Yesterday evening I was able, along with a few hundred others, to hear him develop his theme a little more at a public lecture organised by the Royal Irish Academy. It was a fascinating talk given by someone with an external perspective but with significant inside knowledge of Ireland.
In his lecture, he set out what he described as some ‘observations’ on current global conditions, followed by a list of things that Ireland needs to get right, and finally by a list of proposals or recommendations for the country.
His observations were as follows:
• Levels of income in any country are closely connected with the educational attainments of the population.
• Levels of productivity – which are vital for future growth – are closely linked to the successful harnessing of new technology .
• It is possible to identify the significant technologies of the future: nanotechnology, nano- and micro-electronics, photonics, biotechnology, new materials and alternative energy.
• Future economic growth will depend critically on entrepreneurship and successful start-ups.
From this he developed his list of national needs:
• A national education system that compares well with the best in the world and is based on excellence. He pointed out that Ireland’s education system has inadequate public investment and performs poorly in vital subjects such as mathematics and science.
• A system of higher education and research that promotes and values basic research, that encourages spin-outs from that research, and that allows universities to be ‘wealth creation centres’. Currently, he believes, Ireland’s universities lack proper expertise in relation to these goals, and their global standing is not as good as it could be.
• The right environment, particularly as regards taxation, IT infrastructure, and a culture that values risk-taking.
Then he presented 10 recommendations for Ireland:
(1) Our goal should be that Ireland’s education system becomes number 1 globally in all subjects, taking account in particular of our current failings in mathematics and science.
(2) We need to have excellent teachers who are truly experts in the subjects they teach.
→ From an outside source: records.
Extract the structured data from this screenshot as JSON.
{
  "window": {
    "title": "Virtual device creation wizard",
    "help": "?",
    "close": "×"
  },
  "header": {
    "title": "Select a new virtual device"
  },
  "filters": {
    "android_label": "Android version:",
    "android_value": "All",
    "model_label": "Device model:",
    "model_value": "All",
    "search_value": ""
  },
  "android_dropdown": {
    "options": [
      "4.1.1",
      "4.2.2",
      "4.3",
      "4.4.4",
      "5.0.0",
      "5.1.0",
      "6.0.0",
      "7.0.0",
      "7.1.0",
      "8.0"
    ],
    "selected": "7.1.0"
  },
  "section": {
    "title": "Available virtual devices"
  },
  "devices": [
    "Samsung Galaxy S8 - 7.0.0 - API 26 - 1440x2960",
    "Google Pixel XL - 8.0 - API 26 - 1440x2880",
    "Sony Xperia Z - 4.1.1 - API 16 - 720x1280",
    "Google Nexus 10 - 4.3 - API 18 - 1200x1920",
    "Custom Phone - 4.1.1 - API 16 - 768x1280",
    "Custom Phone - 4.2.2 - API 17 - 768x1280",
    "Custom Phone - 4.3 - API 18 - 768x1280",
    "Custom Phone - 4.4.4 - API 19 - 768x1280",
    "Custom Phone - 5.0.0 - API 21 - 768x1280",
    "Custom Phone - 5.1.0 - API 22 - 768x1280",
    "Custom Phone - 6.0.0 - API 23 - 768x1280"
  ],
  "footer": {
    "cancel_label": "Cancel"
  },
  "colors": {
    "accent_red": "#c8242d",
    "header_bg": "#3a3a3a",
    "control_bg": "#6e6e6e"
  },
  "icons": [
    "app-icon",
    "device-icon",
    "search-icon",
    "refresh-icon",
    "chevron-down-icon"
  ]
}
The teaching profession should be rewarded on the basis of performance, not seniority.
(3) Our education system should emphasise 21st century skills such as problem solving and interdisciplinarity, and should rely less on rote learning.
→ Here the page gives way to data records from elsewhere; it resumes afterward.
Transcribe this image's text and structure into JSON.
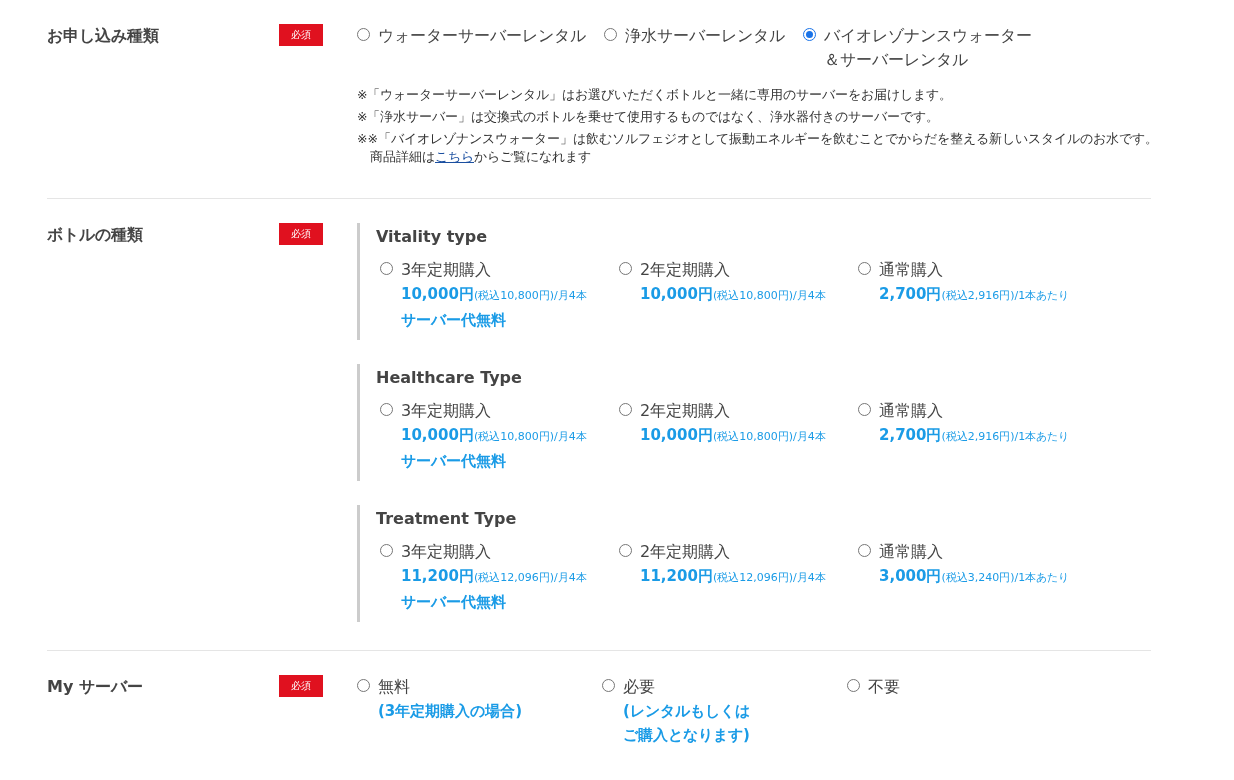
{
  "sections": [
    {
      "kind": "application",
      "label": "お申し込み種類",
      "badge": "必須",
      "options": [
        {
          "label": "ウォーターサーバーレンタル",
          "selected": false
        },
        {
          "label": "浄水サーバーレンタル",
          "selected": false
        },
        {
          "label": "バイオレゾナンスウォーター＆サーバーレンタル",
          "selected": true
        }
      ],
      "notes": [
        {
          "text": "※「ウォーターサーバーレンタル」はお選びいただくボトルと一緒に専用のサーバーをお届けします。"
        },
        {
          "text": "※「浄水サーバー」は交換式のボトルを乗せて使用するものではなく、浄水器付きのサーバーです。"
        },
        {
          "text": "※※「バイオレゾナンスウォーター」は飲むソルフェジオとして振動エネルギーを飲むことでからだを整える新しいスタイルのお水です。商品詳細は",
          "link": "こちら",
          "after": "からご覧になれます"
        }
      ]
    },
    {
      "kind": "bottles",
      "label": "ボトルの種類",
      "badge": "必須",
      "groups": [
        {
          "title": "Vitality type",
          "options": [
            {
              "label": "3年定期購入",
              "price": "10,000円",
              "tax": "(税込10,800円)",
              "unit": "/月4本",
              "extra": "サーバー代無料",
              "selected": false
            },
            {
              "label": "2年定期購入",
              "price": "10,000円",
              "tax": "(税込10,800円)",
              "unit": "/月4本",
              "selected": false
            },
            {
              "label": "通常購入",
              "price": "2,700円",
              "tax": "(税込2,916円)",
              "unit": "/1本あたり",
              "selected": false
            }
          ]
        },
        {
          "title": "Healthcare Type",
          "options": [
            {
              "label": "3年定期購入",
              "price": "10,000円",
              "tax": "(税込10,800円)",
              "unit": "/月4本",
              "extra": "サーバー代無料",
              "selected": false
            },
            {
              "label": "2年定期購入",
              "price": "10,000円",
              "tax": "(税込10,800円)",
              "unit": "/月4本",
              "selected": false
            },
            {
              "label": "通常購入",
              "price": "2,700円",
              "tax": "(税込2,916円)",
              "unit": "/1本あたり",
              "selected": false
            }
          ]
        },
        {
          "title": "Treatment Type",
          "options": [
            {
              "label": "3年定期購入",
              "price": "11,200円",
              "tax": "(税込12,096円)",
              "unit": "/月4本",
              "extra": "サーバー代無料",
              "selected": false
            },
            {
              "label": "2年定期購入",
              "price": "11,200円",
              "tax": "(税込12,096円)",
              "unit": "/月4本",
              "selected": false
            },
            {
              "label": "通常購入",
              "price": "3,000円",
              "tax": "(税込3,240円)",
              "unit": "/1本あたり",
              "selected": false
            }
          ]
        }
      ]
    },
    {
      "kind": "server",
      "label": "My サーバー",
      "badge": "必須",
      "options": [
        {
          "label": "無料",
          "note": "(3年定期購入の場合)",
          "selected": false
        },
        {
          "label": "必要",
          "note": "(レンタルもしくはご購入となります)",
          "selected": false
        },
        {
          "label": "不要",
          "selected": false
        }
      ]
    }
  ]
}
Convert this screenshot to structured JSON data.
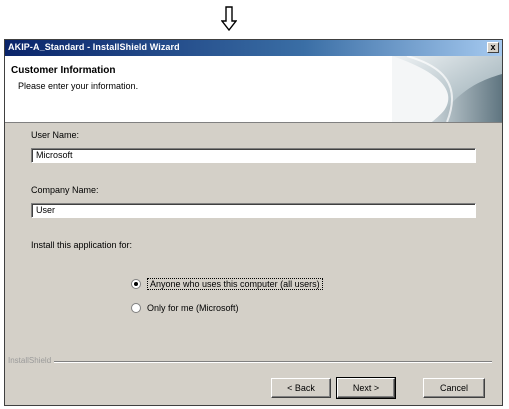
{
  "window": {
    "title": "AKIP-A_Standard - InstallShield Wizard",
    "close_glyph": "x"
  },
  "banner": {
    "heading": "Customer Information",
    "subtitle": "Please enter your information."
  },
  "form": {
    "user_name_label": "User Name:",
    "user_name_value": "Microsoft",
    "company_name_label": "Company Name:",
    "company_name_value": "User",
    "install_for_label": "Install this application for:",
    "options": [
      {
        "label": "Anyone who uses this computer (all users)",
        "selected": true
      },
      {
        "label": "Only for me (Microsoft)",
        "selected": false
      }
    ]
  },
  "footer": {
    "brand": "InstallShield",
    "back_label": "< Back",
    "next_label": "Next >",
    "cancel_label": "Cancel"
  },
  "icons": {
    "arrow": "down-arrow-icon",
    "banner": "page-curl-graphic"
  },
  "colors": {
    "titlebar_start": "#0a246a",
    "titlebar_end": "#a6caf0",
    "dialog_bg": "#d4d0c8"
  }
}
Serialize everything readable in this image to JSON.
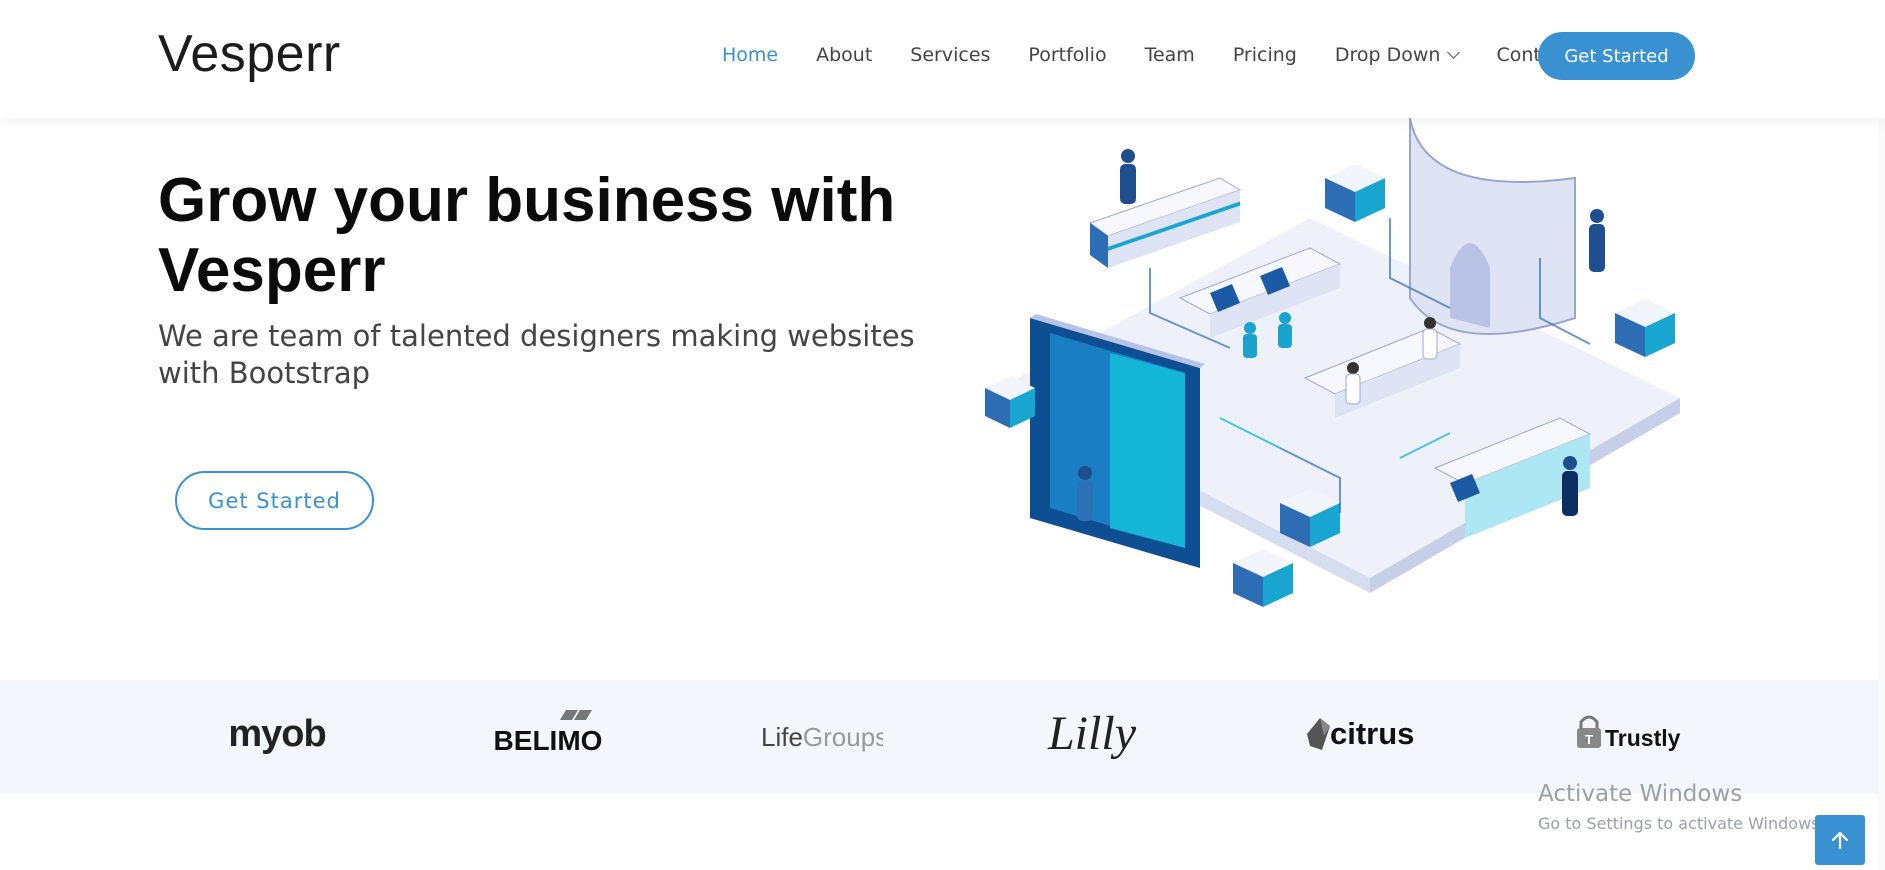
{
  "brand": {
    "logo_text": "Vesperr"
  },
  "nav": {
    "items": [
      {
        "label": "Home",
        "active": true
      },
      {
        "label": "About",
        "active": false
      },
      {
        "label": "Services",
        "active": false
      },
      {
        "label": "Portfolio",
        "active": false
      },
      {
        "label": "Team",
        "active": false
      },
      {
        "label": "Pricing",
        "active": false
      },
      {
        "label": "Drop Down",
        "active": false,
        "has_dropdown": true
      },
      {
        "label": "Contact",
        "active": false
      }
    ],
    "cta_label": "Get Started"
  },
  "hero": {
    "title_line1": "Grow your business with",
    "title_line2": "Vesperr",
    "subtitle": "We are team of talented designers making websites with Bootstrap",
    "button_label": "Get Started"
  },
  "clients": {
    "logos": [
      "myob",
      "BELIMO",
      "LifeGroups",
      "Lilly",
      "citrus",
      "Trustly"
    ]
  },
  "watermark": {
    "title": "Activate Windows",
    "subtitle": "Go to Settings to activate Windows."
  },
  "icons": {
    "dropdown": "chevron-down-icon",
    "back_to_top": "arrow-up-icon"
  },
  "colors": {
    "accent": "#3a91d1",
    "clients_bg": "#f3f7fb"
  }
}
(4) More students need to study mathematics and science at third level, and we should reform the CAO points system in order to ‘bias the system towards the results we need’.
(5) Ireland’s universities need to focus more on delivering start-ups, following the example of Stanford or MIT.
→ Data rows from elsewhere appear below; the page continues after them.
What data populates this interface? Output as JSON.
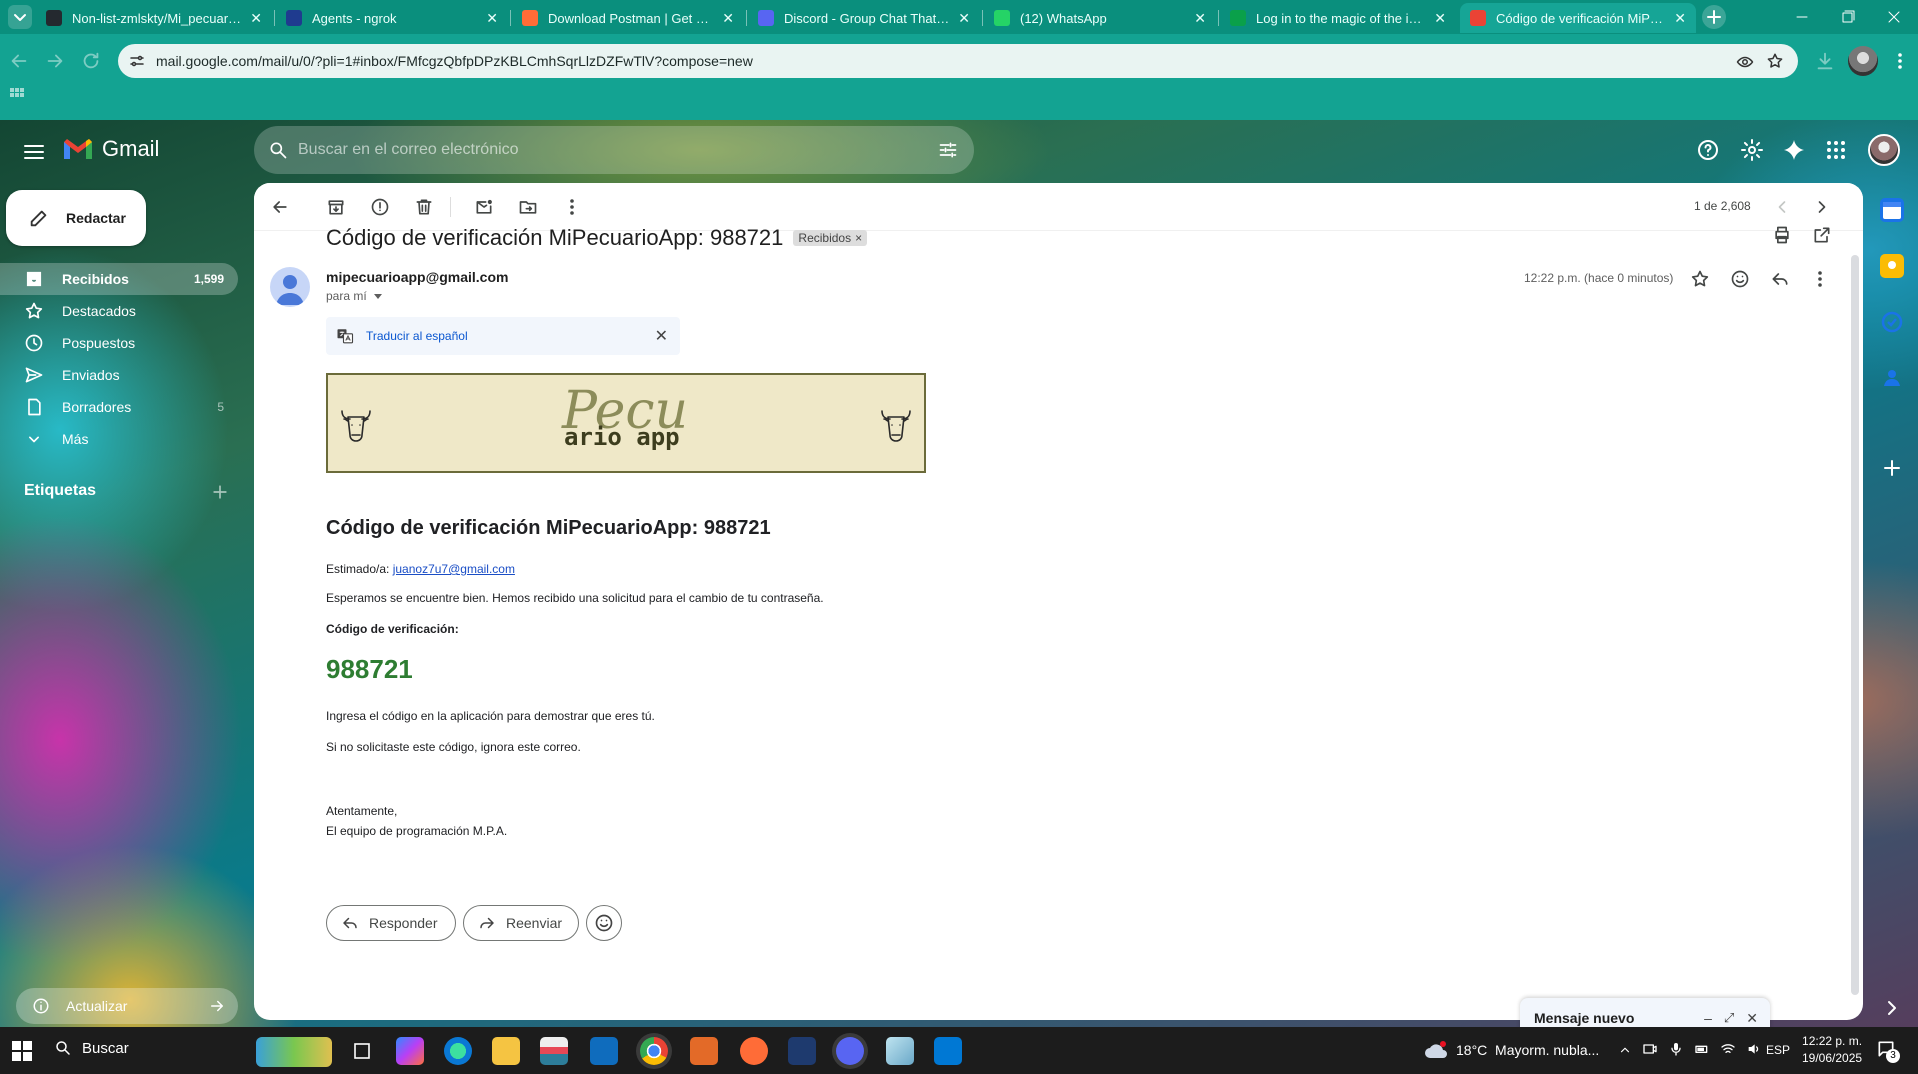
{
  "tabs": [
    {
      "label": "Non-list-zmlskty/Mi_pecuario_a",
      "favicon_color": "#24292f"
    },
    {
      "label": "Agents - ngrok",
      "favicon_color": "#1f3b8f"
    },
    {
      "label": "Download Postman | Get Starte",
      "favicon_color": "#ff6c37"
    },
    {
      "label": "Discord - Group Chat That's All",
      "favicon_color": "#5865f2"
    },
    {
      "label": "(12) WhatsApp",
      "favicon_color": "#25d366"
    },
    {
      "label": "Log in to the magic of the inter",
      "favicon_color": "#0aa04a"
    },
    {
      "label": "Código de verificación MiPecua",
      "favicon_color": "#ea4335"
    }
  ],
  "browser": {
    "url": "mail.google.com/mail/u/0/?pli=1#inbox/FMfcgzQbfpDPzKBLCmhSqrLlzDZFwTlV?compose=new"
  },
  "gmail": {
    "logo_text": "Gmail",
    "search_placeholder": "Buscar en el correo electrónico"
  },
  "sidebar": {
    "compose_label": "Redactar",
    "items": [
      {
        "label": "Recibidos",
        "count": "1,599",
        "icon": "inbox-icon"
      },
      {
        "label": "Destacados",
        "count": "",
        "icon": "star-icon"
      },
      {
        "label": "Pospuestos",
        "count": "",
        "icon": "clock-icon"
      },
      {
        "label": "Enviados",
        "count": "",
        "icon": "send-icon"
      },
      {
        "label": "Borradores",
        "count": "5",
        "icon": "draft-icon"
      },
      {
        "label": "Más",
        "count": "",
        "icon": "chevron-down-icon"
      }
    ],
    "labels_heading": "Etiquetas",
    "update_label": "Actualizar"
  },
  "message_toolbar": {
    "pagination": "1 de 2,608"
  },
  "email": {
    "subject": "Código de verificación MiPecuarioApp: 988721",
    "label_chip": "Recibidos",
    "sender": "mipecuarioapp@gmail.com",
    "to_line": "para mí",
    "time": "12:22 p.m. (hace 0 minutos)",
    "translate_label": "Traducir al español",
    "banner": {
      "logo_line1": "Pecu",
      "logo_line2": "ario app",
      "bg": "#efe8c8",
      "border": "#6b6b3a"
    },
    "heading": "Código de verificación MiPecuarioApp: 988721",
    "greeting_prefix": "Estimado/a: ",
    "greeting_email": "juanoz7u7@gmail.com",
    "intro": "Esperamos se encuentre bien. Hemos recibido una solicitud para el cambio de tu contraseña.",
    "code_label": "Código de verificación:",
    "code": "988721",
    "code_color": "#2e7d32",
    "instructions": "Ingresa el código en la aplicación para demostrar que eres tú.",
    "ignore": "Si no solicitaste este código, ignora este correo.",
    "signoff": "Atentamente,",
    "team": "El equipo de programación M.P.A.",
    "reply_label": "Responder",
    "forward_label": "Reenviar"
  },
  "compose_window": {
    "title": "Mensaje nuevo"
  },
  "taskbar": {
    "search_label": "Buscar",
    "weather": "18°C  Mayorm. nubla...",
    "language": "ESP",
    "time": "12:22 p. m.",
    "date": "19/06/2025",
    "notification_count": "3"
  }
}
(6) Ireland needs to implement the Lisbon target of investing 3 per cent of GDP in research and development; right now we are only managing about half of that.
(7) We need to ‘grow the economy from within’, as foreign direct investment is unlikely to go back to previous levels. Future growth must come from indigenous start-ups and from entrepreneurship, and we need to have a framework that encourages and facilitates this.
(8) Ireland needs to focus – we cannot do everything, so we need to prioritise those areas in which we can add value and lead.
(9) We need to achieve a dramatic improvement in our IT infrastructure.
(10) Ireland needs to want to compete with the world and to base its economic and business systems on that ambition.
This, it seems to me, represents a good basis for a new national strategy.